Copy each record below without changing a single word.

START Working data

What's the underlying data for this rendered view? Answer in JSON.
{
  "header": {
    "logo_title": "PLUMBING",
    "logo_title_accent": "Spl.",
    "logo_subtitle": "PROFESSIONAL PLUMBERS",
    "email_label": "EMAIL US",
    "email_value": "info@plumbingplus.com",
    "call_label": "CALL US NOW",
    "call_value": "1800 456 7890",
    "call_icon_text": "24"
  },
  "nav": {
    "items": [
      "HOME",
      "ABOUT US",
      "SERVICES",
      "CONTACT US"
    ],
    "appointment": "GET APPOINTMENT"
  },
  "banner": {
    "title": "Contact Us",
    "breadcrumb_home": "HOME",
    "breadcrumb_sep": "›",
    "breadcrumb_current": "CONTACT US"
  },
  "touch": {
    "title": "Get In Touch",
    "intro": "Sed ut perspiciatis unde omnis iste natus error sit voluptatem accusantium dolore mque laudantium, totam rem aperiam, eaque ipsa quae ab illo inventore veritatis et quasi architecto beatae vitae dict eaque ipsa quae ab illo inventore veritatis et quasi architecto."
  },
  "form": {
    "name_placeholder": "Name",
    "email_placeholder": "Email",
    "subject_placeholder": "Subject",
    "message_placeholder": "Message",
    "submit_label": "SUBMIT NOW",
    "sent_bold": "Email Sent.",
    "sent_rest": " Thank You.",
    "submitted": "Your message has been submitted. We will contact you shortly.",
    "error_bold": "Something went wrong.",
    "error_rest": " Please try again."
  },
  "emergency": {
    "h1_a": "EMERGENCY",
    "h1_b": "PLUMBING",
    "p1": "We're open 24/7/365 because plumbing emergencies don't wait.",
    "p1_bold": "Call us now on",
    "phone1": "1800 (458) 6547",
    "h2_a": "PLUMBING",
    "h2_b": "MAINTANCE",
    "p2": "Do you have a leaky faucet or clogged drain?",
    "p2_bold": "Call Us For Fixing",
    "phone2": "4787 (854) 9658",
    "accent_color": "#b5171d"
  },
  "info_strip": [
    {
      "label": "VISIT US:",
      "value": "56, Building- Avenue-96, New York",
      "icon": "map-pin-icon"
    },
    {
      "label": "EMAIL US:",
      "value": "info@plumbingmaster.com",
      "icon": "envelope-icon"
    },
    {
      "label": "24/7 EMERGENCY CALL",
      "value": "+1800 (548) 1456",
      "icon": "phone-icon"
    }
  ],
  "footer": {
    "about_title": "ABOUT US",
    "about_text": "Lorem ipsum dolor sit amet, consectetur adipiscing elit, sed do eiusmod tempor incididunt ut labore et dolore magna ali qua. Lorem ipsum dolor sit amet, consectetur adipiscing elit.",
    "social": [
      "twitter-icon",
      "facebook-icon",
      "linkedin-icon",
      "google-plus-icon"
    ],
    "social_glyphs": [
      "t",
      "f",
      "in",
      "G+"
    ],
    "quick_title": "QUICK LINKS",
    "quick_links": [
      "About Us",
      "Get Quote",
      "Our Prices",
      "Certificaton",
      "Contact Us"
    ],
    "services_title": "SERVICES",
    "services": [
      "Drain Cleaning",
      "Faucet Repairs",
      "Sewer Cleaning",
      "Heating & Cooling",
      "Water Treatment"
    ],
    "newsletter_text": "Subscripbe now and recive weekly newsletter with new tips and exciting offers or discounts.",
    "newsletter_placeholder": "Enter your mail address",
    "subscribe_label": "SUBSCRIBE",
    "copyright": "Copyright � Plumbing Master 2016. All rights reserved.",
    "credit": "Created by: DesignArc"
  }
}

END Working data

• Exercise answer:
What's the underlying data for this rendered view? Answer in JSON.
{
  "header": {
    "logo_title": "PLUMBING",
    "logo_title_accent": "Spl.",
    "logo_subtitle": "PROFESSIONAL PLUMBERS",
    "email_label": "EMAIL US",
    "email_value": "info@plumbingplus.com",
    "call_label": "CALL US NOW",
    "call_value": "1800 456 7890",
    "call_icon_text": "24"
  },
  "nav": {
    "items": [
      "HOME",
      "ABOUT US",
      "SERVICES",
      "CONTACT US"
    ],
    "appointment": "GET APPOINTMENT"
  },
  "banner": {
    "title": "Contact Us",
    "breadcrumb_home": "HOME",
    "breadcrumb_sep": "›",
    "breadcrumb_current": "CONTACT US"
  },
  "touch": {
    "title": "Get In Touch",
    "intro": "Sed ut perspiciatis unde omnis iste natus error sit voluptatem accusantium dolore mque laudantium, totam rem aperiam, eaque ipsa quae ab illo inventore veritatis et quasi architecto beatae vitae dict eaque ipsa quae ab illo inventore veritatis et quasi architecto."
  },
  "form": {
    "name_placeholder": "Name",
    "email_placeholder": "Email",
    "subject_placeholder": "Subject",
    "message_placeholder": "Message",
    "submit_label": "SUBMIT NOW",
    "sent_bold": "Email Sent.",
    "sent_rest": " Thank You.",
    "submitted": "Your message has been submitted. We will contact you shortly.",
    "error_bold": "Something went wrong.",
    "error_rest": " Please try again."
  },
  "emergency": {
    "h1_a": "EMERGENCY",
    "h1_b": "PLUMBING",
    "p1": "We're open 24/7/365 because plumbing emergencies don't wait.",
    "p1_bold": "Call us now on",
    "phone1": "1800 (458) 6547",
    "h2_a": "PLUMBING",
    "h2_b": "MAINTANCE",
    "p2": "Do you have a leaky faucet or clogged drain?",
    "p2_bold": "Call Us For Fixing",
    "phone2": "4787 (854) 9658",
    "accent_color": "#b5171d"
  },
  "info_strip": [
    {
      "label": "VISIT US:",
      "value": "56, Building- Avenue-96, New York",
      "icon": "map-pin-icon"
    },
    {
      "label": "EMAIL US:",
      "value": "info@plumbingmaster.com",
      "icon": "envelope-icon"
    },
    {
      "label": "24/7 EMERGENCY CALL",
      "value": "+1800 (548) 1456",
      "icon": "phone-icon"
    }
  ],
  "footer": {
    "about_title": "ABOUT US",
    "about_text": "Lorem ipsum dolor sit amet, consectetur adipiscing elit, sed do eiusmod tempor incididunt ut labore et dolore magna ali qua. Lorem ipsum dolor sit amet, consectetur adipiscing elit.",
    "social": [
      "twitter-icon",
      "facebook-icon",
      "linkedin-icon",
      "google-plus-icon"
    ],
    "social_glyphs": [
      "t",
      "f",
      "in",
      "G+"
    ],
    "quick_title": "QUICK LINKS",
    "quick_links": [
      "About Us",
      "Get Quote",
      "Our Prices",
      "Certificaton",
      "Contact Us"
    ],
    "services_title": "SERVICES",
    "services": [
      "Drain Cleaning",
      "Faucet Repairs",
      "Sewer Cleaning",
      "Heating & Cooling",
      "Water Treatment"
    ],
    "newsletter_text": "Subscripbe now and recive weekly newsletter with new tips and exciting offers or discounts.",
    "newsletter_placeholder": "Enter your mail address",
    "subscribe_label": "SUBSCRIBE",
    "copyright": "Copyright � Plumbing Master 2016. All rights reserved.",
    "credit": "Created by: DesignArc"
  }
}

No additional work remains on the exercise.